The effects from having been sexually abused by someone in a position of trust can be devastating. Dr. Gerald Monk, a professor at San Diego State University, states “Patients can feel especially violated in the context of health care. Not only do patients anticipate being safe and secure, they expect to be healed. Following an adverse medical event, a patient may experience a lifetime of heartbreaking anguish and suffering.” Juan Mendez in his work with the Human Rights Association compares some unnecessary medical procedures to torture and states, “medical care that causes severe suffering for no justifiable reason can be considered cruel, inhuman or degrading treatment or punishment, and if there is state involvement and specific intent, it is torture.”
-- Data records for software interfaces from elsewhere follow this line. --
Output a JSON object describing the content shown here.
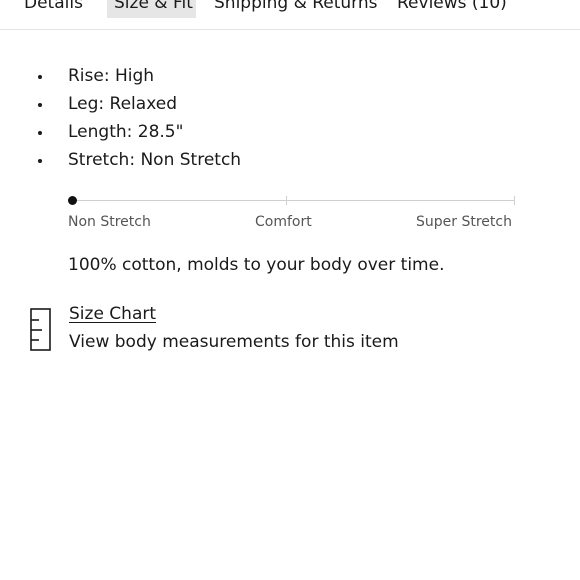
{
  "tabs": [
    {
      "label": "Details",
      "active": false
    },
    {
      "label": "Size & Fit",
      "active": true
    },
    {
      "label": "Shipping & Returns",
      "active": false
    },
    {
      "label": "Reviews (10)",
      "active": false
    }
  ],
  "specs": [
    "Rise: High",
    "Leg: Relaxed",
    "Length: 28.5\"",
    "Stretch: Non Stretch"
  ],
  "stretch_scale": {
    "labels": [
      "Non Stretch",
      "Comfort",
      "Super Stretch"
    ],
    "selected_level": "Non Stretch",
    "position_fraction": 0
  },
  "description": "100% cotton, molds to your body over time.",
  "size_chart": {
    "link_label": "Size Chart",
    "subtitle": "View body measurements for this item",
    "icon": "ruler-icon"
  }
}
Some women who have been sexually abused by a doctor are not even sure what to call it, and in fact sexual abuse when committed by doctors is assigned special terminology and renamed as “medical misconduct”. When some women attempt to seek help they are often met with a white wall of silence and discover that denial and persistent altercation of the facts are prevalent. Sanda Rogers, University of Ontario law faculty, in her discussion of failed promise of reform regarding sexual abuse by health care professionals, states: “Patients report abuse. The evidence is there, as is the evidence that abuse is seriously under reported. The legislation provides the health disciplines with the tools necessary to respond to the abuse perpetrated by some members. Instead, the College of Physicians and Surgeons and other Colleges, have failed to ensure that complainants are provided with the support necessary to assist them to survive the process of complaint, investigation and hearing. The drop off rate on complaints by the CPSO, and by other Colleges, is such that almost no complaints and few complaints of sexual misconduct and abuse proceed to a full hearing. Each stage of the process favors the professional and undermines the complainant.” Sanda also states that complainants who were interviewed by the College members found the complaint process “an amplification of an already traumatic experience“.
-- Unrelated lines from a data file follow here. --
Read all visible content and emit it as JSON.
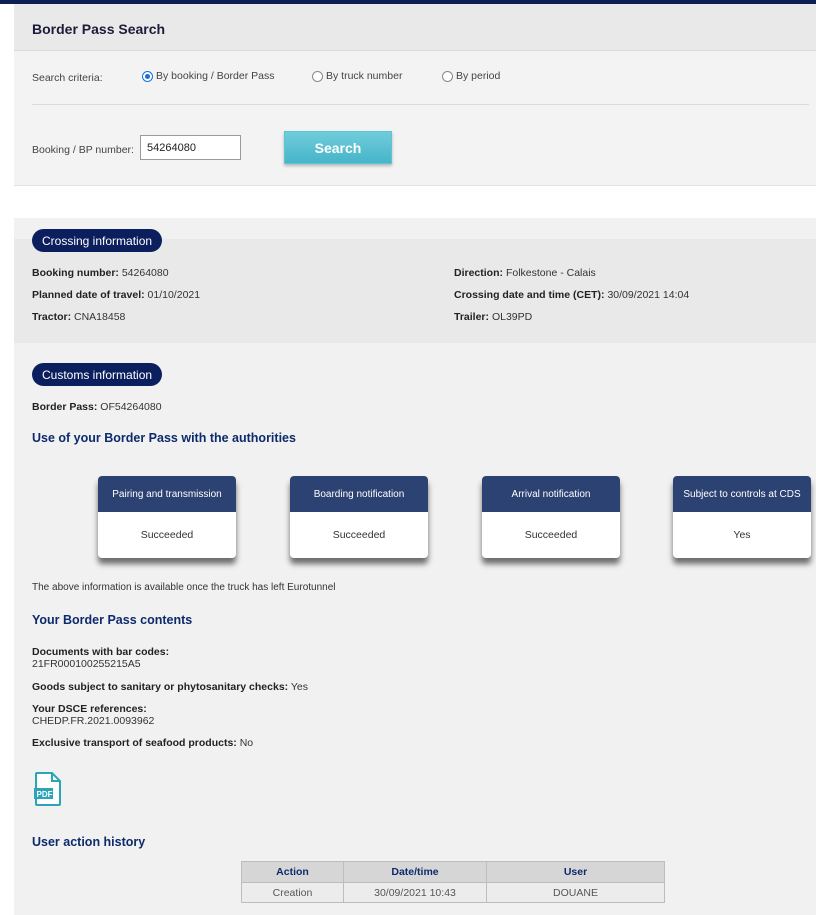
{
  "search": {
    "title": "Border Pass Search",
    "criteria_label": "Search criteria:",
    "options": [
      {
        "label": "By booking / Border Pass",
        "selected": true
      },
      {
        "label": "By truck number",
        "selected": false
      },
      {
        "label": "By period",
        "selected": false
      }
    ],
    "bp_label": "Booking / BP number:",
    "bp_value": "54264080",
    "search_button": "Search"
  },
  "crossing": {
    "title": "Crossing information",
    "booking_number_label": "Booking number:",
    "booking_number": "54264080",
    "planned_date_label": "Planned date of travel:",
    "planned_date": "01/10/2021",
    "tractor_label": "Tractor:",
    "tractor": "CNA18458",
    "direction_label": "Direction:",
    "direction": "Folkestone - Calais",
    "crossing_dt_label": "Crossing date and time (CET):",
    "crossing_dt": "30/09/2021 14:04",
    "trailer_label": "Trailer:",
    "trailer": "OL39PD"
  },
  "customs": {
    "title": "Customs information",
    "border_pass_label": "Border Pass:",
    "border_pass": "OF54264080",
    "authorities_title": "Use of your Border Pass with the authorities",
    "cards": [
      {
        "title": "Pairing and transmission",
        "value": "Succeeded"
      },
      {
        "title": "Boarding notification",
        "value": "Succeeded"
      },
      {
        "title": "Arrival notification",
        "value": "Succeeded"
      },
      {
        "title": "Subject to controls at CDS",
        "value": "Yes"
      }
    ],
    "info_note": "The above information is available once the truck has left Eurotunnel",
    "contents_title": "Your Border Pass contents",
    "documents_label": "Documents with bar codes:",
    "documents_value": "21FR000100255215A5",
    "sanitary_label": "Goods subject to sanitary or phytosanitary checks:",
    "sanitary_value": "Yes",
    "dsce_label": "Your DSCE references:",
    "dsce_value": "CHEDP.FR.2021.0093962",
    "seafood_label": "Exclusive transport of seafood products:",
    "seafood_value": "No",
    "pdf_icon": "pdf-file-icon",
    "history_title": "User action history",
    "history_headers": [
      "Action",
      "Date/time",
      "User"
    ],
    "history_rows": [
      [
        "Creation",
        "30/09/2021 10:43",
        "DOUANE"
      ]
    ]
  },
  "colors": {
    "navy": "#0b1f5e",
    "card_header": "#2c4272",
    "button": "#46b4c9",
    "pdf": "#2aa5b8"
  }
}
As a result, doctors and other health care providers are often left free to continue abusing for years even after complaints against them are made. Dr. Alan Cockeram and Dr. George Doodnaught are just two examples of cases where many women filed complaints and they were ignored.
Sexual abuse under the guise of health care presents many barriers and can have devastating effects. Sanda states that “Abuse in the guise of care, enabled by professional status, access and patient vulnerability and dependency, is an insidious and terrible breach of trust and an unconscionable and violent abuse of power and authority“. Women are often placed in positions where they are vulnerable and left with limited resources to protect themselves from sexual abuse by health care providers. The women who have been abused and who find the courage to complain are often led through a process that often only fails them. In addition, women who have been faced with such experiences are left in a place where health care can be viewed as a threat to their personal safety and psychological stability. In other words, these women are left to cope in a society where health care, for them, does not exist.